By Anna Orso
WWR Article Summary (tl;dr) As columnist Anna Orson reports, “As the #MeToo movement has brought forth a flood of conversations about sexual harassment and misconduct, experts have suggested the best way to reduce sexual harassment in future generations is to start better educating boys now.”
Dr. Elizabeth Robinson always told her four sons to wear their coats even when they didn’t want to, to clear their plates when they insisted they weren’t hungry, to wear something to school that wasn’t pajamas.
But Robinson, whose kids are now ages 16 to 22, has changed her parenting philosophies over the years.
Now, the pediatrician tells the parents of her patients not to force a kid to eat when they’re not hungry. Let ’em wear those worn PJs to school, as hard as it may be. It’s about teaching kids to listen to their own bodies — bodies they should learn they have control over from a young age.
“We can only be their bosses for so long,” said Robinson of Center City Pediatrics in Bala Cynwyd.
Robinson says these lessons can make conversations about sex and consent easier down the line.
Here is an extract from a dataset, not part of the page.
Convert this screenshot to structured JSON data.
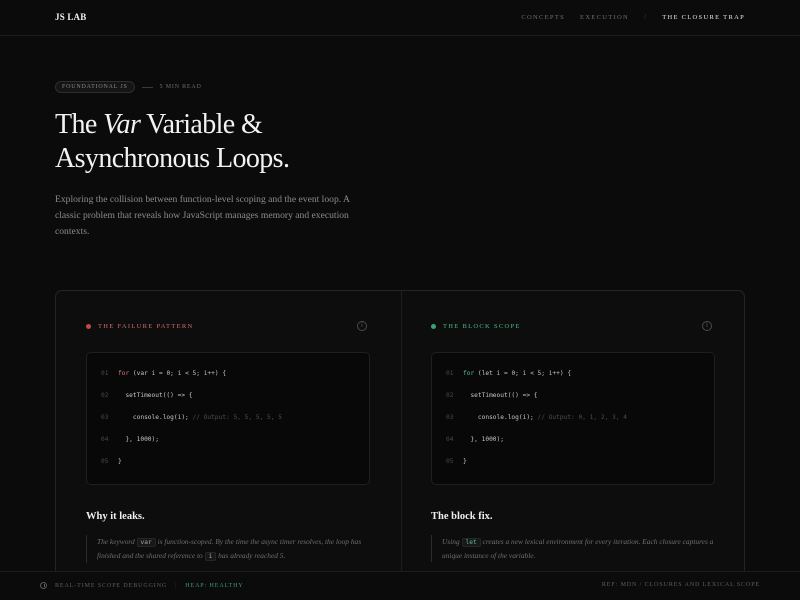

And as the #MeToo movement has brought forth a flood of conversations about sexual harassment and misconduct, experts have suggested the best way to reduce sexual harassment in future generations is to start better educating boys now.
Kathryn Stamoulis, an expert in adolescent sexuality, said while parents should have conversations with both boys and girls about consent, harassment, and rape, “we are doing our kids a disservice if we pretend this issue isn’t gendered.” According to the National Sexual Violence Resource Center, 91 percent of victims of rape and sexual assault are female.
Stamoulis said parents should address consent with boys to tamp down on “male entitlement.”